Exercise description
All that is needed is each line of the entries holding the word "Plan", copied as it stands.

-- -- --

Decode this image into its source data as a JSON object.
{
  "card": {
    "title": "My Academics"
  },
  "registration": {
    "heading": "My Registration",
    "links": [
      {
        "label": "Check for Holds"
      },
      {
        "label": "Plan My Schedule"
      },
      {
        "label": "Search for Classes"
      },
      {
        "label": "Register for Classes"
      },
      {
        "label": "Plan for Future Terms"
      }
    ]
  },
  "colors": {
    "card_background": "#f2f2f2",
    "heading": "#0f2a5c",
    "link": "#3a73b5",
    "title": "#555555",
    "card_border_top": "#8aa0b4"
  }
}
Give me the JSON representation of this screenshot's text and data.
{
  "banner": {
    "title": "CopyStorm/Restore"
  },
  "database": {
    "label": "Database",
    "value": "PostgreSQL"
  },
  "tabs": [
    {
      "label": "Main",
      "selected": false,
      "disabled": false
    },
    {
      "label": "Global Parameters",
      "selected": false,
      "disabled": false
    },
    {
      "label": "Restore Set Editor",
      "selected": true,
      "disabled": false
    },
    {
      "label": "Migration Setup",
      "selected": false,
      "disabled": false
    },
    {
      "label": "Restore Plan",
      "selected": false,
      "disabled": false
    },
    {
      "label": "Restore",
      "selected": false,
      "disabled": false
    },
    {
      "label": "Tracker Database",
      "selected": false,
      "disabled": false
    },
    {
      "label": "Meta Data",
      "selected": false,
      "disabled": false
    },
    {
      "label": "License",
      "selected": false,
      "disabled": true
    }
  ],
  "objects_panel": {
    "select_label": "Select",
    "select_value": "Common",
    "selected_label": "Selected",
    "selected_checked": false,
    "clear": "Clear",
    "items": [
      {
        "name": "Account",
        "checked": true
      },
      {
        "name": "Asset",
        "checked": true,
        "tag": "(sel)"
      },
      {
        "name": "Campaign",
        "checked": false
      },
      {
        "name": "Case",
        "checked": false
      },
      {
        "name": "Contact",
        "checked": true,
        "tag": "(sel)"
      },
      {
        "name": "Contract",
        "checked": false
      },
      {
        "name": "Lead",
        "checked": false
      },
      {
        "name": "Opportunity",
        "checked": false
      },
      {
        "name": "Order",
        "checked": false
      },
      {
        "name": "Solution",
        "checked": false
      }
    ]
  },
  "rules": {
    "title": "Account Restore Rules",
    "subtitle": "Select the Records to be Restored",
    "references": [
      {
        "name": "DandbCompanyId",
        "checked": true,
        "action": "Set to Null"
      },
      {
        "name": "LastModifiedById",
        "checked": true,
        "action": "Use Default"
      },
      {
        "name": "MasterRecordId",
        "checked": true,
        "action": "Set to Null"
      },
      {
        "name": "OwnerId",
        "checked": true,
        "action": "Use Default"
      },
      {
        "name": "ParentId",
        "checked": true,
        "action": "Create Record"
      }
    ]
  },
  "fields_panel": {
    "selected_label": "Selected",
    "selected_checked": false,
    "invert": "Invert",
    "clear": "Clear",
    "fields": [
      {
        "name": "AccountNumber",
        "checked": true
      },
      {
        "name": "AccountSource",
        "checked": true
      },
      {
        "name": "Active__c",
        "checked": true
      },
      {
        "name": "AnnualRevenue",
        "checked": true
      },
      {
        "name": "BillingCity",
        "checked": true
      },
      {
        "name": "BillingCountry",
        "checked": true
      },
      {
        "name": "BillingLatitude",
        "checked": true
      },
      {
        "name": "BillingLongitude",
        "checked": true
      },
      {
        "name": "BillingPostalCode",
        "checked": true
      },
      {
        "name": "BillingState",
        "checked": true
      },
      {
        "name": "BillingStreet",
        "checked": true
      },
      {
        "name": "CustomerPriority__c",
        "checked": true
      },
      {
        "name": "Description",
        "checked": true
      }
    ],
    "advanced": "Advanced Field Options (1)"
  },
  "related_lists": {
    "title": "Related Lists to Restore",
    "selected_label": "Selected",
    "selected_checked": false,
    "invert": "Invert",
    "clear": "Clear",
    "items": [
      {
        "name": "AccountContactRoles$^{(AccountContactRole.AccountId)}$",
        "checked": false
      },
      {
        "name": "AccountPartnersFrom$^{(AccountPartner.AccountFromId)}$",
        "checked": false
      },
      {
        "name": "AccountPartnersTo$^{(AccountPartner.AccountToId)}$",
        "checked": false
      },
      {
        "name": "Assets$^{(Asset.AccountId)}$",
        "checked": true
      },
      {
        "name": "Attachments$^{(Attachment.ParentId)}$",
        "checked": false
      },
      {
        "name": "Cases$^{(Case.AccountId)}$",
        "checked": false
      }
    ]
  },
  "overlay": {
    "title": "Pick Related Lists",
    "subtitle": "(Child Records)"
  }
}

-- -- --

Answer to this task
        "label": "Plan My Schedule"
        "label": "Plan for Future Terms"
      "label": "Restore Plan",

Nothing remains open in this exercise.